I'm pretty pleased with how it turned out. I hope Jim will be, too. I hope it'll fit him. He's out of town this week, so I won't find out until the weekend. I'll try to get a pic of it on him.

Friday, May 04, 2007

New IK Arrived...

There's probably a special place in hell for those of us who do things like this to magazine pics, but hey, I'm willing to risk it.

There's not much a I truly love in this issue, but I usually feel that way about summer issues, so no surprise. Fall and Winter are really my seasons.

But I do LOVE LOVE LOVE Kate Gilbert's Syncopated Caps. There are a few other things I might like if I was young and thin. Or had a more femme sensibility. Those are projects like Shirley Paden's lace top that I admire as knitting but know I'd never make something like it, unless it was a gift for someone very near and dear to me.

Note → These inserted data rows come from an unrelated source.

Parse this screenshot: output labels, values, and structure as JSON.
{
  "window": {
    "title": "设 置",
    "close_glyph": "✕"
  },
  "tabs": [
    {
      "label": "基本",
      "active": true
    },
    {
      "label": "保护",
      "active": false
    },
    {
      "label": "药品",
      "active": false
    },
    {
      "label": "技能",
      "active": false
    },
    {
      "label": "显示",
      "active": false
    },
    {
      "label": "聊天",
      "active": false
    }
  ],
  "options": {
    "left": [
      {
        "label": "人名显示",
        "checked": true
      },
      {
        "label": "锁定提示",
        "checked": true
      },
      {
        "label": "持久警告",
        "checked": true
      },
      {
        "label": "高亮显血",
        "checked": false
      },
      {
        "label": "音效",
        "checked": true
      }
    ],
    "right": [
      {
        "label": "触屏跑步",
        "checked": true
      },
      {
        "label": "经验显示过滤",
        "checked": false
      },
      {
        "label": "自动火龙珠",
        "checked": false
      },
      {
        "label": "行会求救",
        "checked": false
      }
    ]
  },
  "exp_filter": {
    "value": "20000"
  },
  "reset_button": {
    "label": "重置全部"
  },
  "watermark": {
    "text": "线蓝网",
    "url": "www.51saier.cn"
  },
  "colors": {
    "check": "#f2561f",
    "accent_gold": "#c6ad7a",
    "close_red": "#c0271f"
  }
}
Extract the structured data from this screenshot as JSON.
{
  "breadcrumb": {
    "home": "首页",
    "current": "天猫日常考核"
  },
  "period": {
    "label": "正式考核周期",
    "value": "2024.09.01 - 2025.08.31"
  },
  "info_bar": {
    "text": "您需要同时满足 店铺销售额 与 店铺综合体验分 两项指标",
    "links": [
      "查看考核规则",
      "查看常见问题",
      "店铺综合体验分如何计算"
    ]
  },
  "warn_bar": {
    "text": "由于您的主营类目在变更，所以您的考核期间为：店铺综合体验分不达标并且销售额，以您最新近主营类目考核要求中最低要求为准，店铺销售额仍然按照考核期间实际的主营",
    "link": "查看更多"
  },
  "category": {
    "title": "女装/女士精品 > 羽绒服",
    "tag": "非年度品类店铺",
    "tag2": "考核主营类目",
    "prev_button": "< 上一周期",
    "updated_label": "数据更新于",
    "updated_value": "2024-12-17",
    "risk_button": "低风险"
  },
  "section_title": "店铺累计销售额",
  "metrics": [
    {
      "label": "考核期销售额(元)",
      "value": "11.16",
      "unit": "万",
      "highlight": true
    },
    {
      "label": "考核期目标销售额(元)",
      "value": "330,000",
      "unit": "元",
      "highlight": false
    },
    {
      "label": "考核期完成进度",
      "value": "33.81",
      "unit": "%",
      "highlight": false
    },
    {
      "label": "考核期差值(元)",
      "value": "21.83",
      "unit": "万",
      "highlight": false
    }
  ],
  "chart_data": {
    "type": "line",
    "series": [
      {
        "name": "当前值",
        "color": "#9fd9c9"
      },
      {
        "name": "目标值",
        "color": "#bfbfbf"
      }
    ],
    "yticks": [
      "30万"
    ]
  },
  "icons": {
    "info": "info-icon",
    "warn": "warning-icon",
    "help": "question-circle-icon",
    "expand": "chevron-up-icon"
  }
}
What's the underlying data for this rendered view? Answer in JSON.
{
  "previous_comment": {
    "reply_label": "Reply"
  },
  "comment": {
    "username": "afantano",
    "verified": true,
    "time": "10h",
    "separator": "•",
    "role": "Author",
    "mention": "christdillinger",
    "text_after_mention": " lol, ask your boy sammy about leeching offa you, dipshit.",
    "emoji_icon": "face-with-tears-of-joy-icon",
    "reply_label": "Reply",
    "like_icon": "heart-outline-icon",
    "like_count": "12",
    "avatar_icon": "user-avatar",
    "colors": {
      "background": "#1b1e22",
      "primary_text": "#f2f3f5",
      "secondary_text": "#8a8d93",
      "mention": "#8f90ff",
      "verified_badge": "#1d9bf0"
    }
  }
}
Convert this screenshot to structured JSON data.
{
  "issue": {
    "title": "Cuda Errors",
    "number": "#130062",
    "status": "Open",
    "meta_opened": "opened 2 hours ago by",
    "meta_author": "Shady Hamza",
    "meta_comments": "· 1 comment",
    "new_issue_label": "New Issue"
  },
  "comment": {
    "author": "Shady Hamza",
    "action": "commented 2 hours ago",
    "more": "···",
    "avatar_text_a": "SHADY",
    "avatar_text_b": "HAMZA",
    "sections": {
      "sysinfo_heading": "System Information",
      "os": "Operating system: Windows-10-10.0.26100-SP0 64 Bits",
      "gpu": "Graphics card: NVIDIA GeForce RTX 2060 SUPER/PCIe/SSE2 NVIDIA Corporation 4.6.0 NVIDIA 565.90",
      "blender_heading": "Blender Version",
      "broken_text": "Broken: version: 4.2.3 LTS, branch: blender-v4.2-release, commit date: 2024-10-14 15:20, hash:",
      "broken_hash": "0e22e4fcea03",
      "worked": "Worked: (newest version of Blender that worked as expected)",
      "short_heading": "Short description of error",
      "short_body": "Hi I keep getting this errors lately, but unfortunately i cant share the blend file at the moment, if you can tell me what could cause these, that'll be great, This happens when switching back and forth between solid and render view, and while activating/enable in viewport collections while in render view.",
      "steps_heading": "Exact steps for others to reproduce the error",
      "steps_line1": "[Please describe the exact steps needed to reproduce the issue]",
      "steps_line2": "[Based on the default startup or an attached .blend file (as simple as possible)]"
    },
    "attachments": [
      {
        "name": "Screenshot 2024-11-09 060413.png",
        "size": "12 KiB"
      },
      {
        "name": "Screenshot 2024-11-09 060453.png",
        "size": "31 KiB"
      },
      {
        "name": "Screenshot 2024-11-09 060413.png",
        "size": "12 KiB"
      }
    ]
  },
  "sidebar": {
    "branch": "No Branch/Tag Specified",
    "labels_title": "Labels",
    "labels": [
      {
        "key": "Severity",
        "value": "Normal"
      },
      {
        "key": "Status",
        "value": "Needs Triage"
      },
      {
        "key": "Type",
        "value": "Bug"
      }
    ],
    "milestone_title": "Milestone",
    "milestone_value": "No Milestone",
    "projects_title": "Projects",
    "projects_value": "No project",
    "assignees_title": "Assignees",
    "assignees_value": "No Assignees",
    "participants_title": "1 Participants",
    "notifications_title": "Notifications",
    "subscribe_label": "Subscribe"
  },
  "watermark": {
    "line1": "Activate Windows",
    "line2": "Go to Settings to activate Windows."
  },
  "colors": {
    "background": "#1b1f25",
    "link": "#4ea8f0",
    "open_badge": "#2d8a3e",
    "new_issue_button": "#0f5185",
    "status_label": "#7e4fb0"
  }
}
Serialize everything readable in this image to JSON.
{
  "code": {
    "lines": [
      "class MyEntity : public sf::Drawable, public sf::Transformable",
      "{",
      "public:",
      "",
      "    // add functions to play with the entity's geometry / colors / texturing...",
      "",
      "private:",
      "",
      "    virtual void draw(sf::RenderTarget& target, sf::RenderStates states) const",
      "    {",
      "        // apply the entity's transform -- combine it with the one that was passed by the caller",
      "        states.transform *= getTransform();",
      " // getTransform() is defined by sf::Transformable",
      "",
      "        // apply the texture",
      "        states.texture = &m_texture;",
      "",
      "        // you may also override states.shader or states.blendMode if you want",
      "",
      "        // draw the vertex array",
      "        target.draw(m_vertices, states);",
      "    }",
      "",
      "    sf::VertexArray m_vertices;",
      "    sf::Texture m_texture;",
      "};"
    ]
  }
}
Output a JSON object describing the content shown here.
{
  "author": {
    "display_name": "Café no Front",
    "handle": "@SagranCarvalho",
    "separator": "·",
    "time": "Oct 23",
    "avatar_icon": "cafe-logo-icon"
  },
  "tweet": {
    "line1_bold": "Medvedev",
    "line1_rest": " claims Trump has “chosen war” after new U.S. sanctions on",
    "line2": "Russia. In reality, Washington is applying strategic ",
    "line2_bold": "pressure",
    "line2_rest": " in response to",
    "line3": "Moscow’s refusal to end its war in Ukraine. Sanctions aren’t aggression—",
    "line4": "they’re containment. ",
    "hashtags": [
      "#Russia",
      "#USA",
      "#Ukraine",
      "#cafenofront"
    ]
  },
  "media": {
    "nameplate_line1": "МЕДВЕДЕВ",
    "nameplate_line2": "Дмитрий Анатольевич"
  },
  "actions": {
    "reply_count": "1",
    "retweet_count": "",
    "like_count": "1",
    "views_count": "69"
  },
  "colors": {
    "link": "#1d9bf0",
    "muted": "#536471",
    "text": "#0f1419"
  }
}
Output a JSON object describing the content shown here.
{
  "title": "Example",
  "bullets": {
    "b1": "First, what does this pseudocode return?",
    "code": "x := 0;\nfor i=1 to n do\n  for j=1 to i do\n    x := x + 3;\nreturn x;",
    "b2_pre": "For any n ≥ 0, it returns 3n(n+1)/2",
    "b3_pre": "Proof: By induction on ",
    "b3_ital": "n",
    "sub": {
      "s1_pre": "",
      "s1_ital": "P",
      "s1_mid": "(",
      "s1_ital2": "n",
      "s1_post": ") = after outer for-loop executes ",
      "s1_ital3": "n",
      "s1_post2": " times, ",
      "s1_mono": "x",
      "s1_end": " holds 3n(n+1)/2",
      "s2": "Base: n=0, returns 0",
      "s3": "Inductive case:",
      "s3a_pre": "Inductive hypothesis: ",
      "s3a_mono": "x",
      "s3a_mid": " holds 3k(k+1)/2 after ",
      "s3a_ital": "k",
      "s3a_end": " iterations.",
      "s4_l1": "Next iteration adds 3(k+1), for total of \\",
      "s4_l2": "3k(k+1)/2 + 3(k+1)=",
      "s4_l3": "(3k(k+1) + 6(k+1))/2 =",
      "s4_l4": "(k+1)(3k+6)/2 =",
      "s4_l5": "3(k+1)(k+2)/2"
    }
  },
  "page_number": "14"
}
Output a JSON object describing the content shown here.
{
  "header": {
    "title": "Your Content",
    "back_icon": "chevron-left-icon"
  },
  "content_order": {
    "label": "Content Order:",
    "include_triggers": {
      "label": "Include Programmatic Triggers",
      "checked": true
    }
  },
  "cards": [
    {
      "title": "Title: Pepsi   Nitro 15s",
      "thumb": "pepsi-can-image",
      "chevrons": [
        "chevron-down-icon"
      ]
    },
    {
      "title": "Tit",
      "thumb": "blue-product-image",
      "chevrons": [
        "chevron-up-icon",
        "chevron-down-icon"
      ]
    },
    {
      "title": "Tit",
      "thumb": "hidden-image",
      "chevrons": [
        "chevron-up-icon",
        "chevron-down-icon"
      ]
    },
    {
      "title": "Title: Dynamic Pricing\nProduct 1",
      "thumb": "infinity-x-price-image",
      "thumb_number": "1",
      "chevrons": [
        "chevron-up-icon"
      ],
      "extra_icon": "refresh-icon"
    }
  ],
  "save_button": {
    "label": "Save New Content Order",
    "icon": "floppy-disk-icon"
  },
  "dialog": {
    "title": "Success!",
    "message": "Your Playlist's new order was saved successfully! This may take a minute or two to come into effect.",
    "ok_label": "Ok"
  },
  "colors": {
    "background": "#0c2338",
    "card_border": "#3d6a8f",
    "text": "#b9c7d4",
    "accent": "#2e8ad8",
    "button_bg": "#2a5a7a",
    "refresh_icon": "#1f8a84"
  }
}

I do think that they listened to input from readers about the new layout. Yes, the instructions are still at the back, but they now include the designer's name and a little blurb near the big photo.

Oh, and that short little white sweater? It would be cute if it was long enough. Or even if they styled it over a little black dress and the model wasn't acting like she wondered who shrunk her sweater in the wash.

(cough, sneeze, hack) Oh, Hi! (cough, cough)

We've been having a craptacular week here. The Little Emperor came home from school on Tuesday with goopy eyes, which wasn't too surprising, because kids in his class have been sharing that lately. Over the weekend, I started coming down with a cold which has hit me hard. You know how some colds just kind of slow you down a bit, but really, you go right on with life and it's no big deal? And others? The expression "It's just a cold," was not meant to describe those germs. I started with a four day sore throat and have coughing and sneezing and stuffy sinuses. My temp has fluctuated a bit, but stayed under 100, so it's not influenza. It's just a really obnoxious rhinovirus. I've been sleeping an extra four hours a day when I can and just dragging through the waking hours. Mr. SABLE took some days off, so I could rest while he did kid duty.

Yesterday I was feeling a bit better in the afternoon and I realized it was time for dandelion dyeing! I had two 100 gram skeins of Knit Picks Bare, in fingering weight saved for this.

I got a paler yellow this year than last, but I used proportionately less alum and cream of tartar to mordant the yarn and probably a lower proportion of dandelions, and I probably didn't let everything cook as long this year, either.

Still, it's nice yellow yarn; enough to be a major component of a fair isle garment.

Mr. SABLE is itching to try rhubarb next. We have a lot of that, too.